- [Available data]:

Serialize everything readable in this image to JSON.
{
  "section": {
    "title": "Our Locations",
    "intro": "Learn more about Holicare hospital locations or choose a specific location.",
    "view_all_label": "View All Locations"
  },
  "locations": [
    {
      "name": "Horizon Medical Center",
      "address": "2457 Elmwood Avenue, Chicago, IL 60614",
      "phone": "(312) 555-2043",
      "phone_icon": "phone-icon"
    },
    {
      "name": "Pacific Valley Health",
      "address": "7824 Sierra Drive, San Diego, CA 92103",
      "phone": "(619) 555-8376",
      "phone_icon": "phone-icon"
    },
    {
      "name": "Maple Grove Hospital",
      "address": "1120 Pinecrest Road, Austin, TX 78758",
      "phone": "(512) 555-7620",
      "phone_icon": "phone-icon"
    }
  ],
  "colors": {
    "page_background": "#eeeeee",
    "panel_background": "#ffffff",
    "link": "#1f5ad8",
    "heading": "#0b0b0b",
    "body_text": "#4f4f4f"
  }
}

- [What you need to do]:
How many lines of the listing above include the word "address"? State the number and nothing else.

- [Expected answer]:
3